  • EU foreign ministers said they are suspending talks with Turkey over air transport agreement
  • They backed EU’s proposal to decrease financial assistance to Turkey

ANKARA: Turkey on Tuesday rejected as “worthless” an initial set of sanctions approved by the European Union against Ankara, and vowed to send a new vessel to the eastern Mediterranean to reinforce its efforts to drill for hydrocarbons off the island of Cyprus.
EU foreign ministers on Monday approved sanctions against Turkey over its drilling for gas in waters where EU member Cyprus has exclusive economic rights. They said they were suspending talks on an air transport agreement, as well as high-level Turkey-EU dialogues, and would call on the European Investment Bank to review its lending to the country.

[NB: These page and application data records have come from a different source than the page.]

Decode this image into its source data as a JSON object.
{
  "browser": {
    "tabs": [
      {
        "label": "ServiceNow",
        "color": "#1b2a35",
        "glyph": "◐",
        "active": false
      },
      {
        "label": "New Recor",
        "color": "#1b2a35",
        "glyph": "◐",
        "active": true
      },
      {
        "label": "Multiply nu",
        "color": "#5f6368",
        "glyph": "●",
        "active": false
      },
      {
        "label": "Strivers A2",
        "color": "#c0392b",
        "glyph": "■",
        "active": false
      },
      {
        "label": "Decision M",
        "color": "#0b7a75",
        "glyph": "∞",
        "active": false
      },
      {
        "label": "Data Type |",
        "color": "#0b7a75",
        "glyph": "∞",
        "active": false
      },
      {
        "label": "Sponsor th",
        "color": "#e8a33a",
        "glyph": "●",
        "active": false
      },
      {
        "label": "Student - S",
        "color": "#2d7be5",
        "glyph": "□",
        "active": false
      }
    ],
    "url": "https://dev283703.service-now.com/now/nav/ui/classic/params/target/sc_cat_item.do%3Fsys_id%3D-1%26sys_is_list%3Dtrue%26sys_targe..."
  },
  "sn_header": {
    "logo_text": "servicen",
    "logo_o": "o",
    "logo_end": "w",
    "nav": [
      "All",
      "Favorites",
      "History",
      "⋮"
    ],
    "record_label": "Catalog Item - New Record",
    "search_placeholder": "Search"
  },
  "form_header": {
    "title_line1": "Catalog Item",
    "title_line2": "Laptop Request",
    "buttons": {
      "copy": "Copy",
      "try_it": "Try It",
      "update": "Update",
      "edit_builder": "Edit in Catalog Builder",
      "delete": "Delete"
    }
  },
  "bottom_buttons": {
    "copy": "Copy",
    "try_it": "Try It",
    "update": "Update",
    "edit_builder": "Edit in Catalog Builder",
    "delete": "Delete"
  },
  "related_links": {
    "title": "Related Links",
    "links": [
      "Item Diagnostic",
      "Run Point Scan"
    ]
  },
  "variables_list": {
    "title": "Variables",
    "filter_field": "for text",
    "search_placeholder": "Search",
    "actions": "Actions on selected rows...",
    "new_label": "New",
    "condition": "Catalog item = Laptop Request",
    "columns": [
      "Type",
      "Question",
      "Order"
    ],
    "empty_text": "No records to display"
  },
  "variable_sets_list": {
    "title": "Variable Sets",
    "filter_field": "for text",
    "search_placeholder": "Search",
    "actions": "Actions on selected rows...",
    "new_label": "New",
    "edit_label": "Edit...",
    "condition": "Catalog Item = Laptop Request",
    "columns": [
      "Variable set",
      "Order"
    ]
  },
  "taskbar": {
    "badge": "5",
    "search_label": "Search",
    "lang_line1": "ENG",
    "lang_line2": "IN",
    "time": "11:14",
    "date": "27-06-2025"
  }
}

They also backed a proposal by the EU’s executive branch to reduce financial assistance to Turkey for next year. The ministers warned that additional “targeted measures” were being worked on to penalize Turkey, which started negotiations to join the EU in 2005.
Speaking at a news conference in Macedonia, Turkish Foreign Minister Mevlut Cavusoglu said the sanctions aimed to “appease” Cyprus and were of “no importance.”
“The EU needs us concerning the migration issue or other issues,” he said. “They will come to us and hold contacts; there is no escaping that.”
“They know that the decisions they took cannot be applied,” he said. “They were forced to take the worthless decisions under pressure from the Greek Cypriots and Greece.”
Cavusoglu added: “If you take such decisions against Turkey, we will increase our activities. We have three ships in the eastern Mediterranean, will with send a fourth.”
Earlier, the Turkish Foreign Ministry criticized the EU for ignoring the rights of Turkish Cypriots and accused the 28-nation bloc of “prejudice and bias.”
It added that Turkey was determined to protect its rights and the rights of Turkish Cypriots.
Two Turkish vessels escorted by warships are drilling for gas on either end of ethnically divided Cyprus. A third Turkish exploration ship is also in the area. Turkey insists that it has rights over certain offshore zones and that Turkish Cypriots have rights over others.
Cyprus was split along ethnic lines in 1974 when Turkey invaded in the wake of a coup by supporters of union with Greece. A Turkish Cypriot declaration of independence is recognized only by Turkey, which keeps more than 35,000 troops in the breakaway north. Cyprus joined the EU in 2004, but only the internationally recognized south enjoys full membership benefits.
Cypriot officials accuse Turkey of using the minority Turkish Cypriots in order to pursue its goal of exerting control over the eastern Mediterranean region.
The Cypriot government says it will take legal action against any oil and gas companies supporting Turkish vessels in any repeat attempt to drill for gas. Cyprus has already issued around 20 international arrest warrants against three international companies assisting one of the two Turkish vessels now drilling 68 kilometers off the island’s west coast.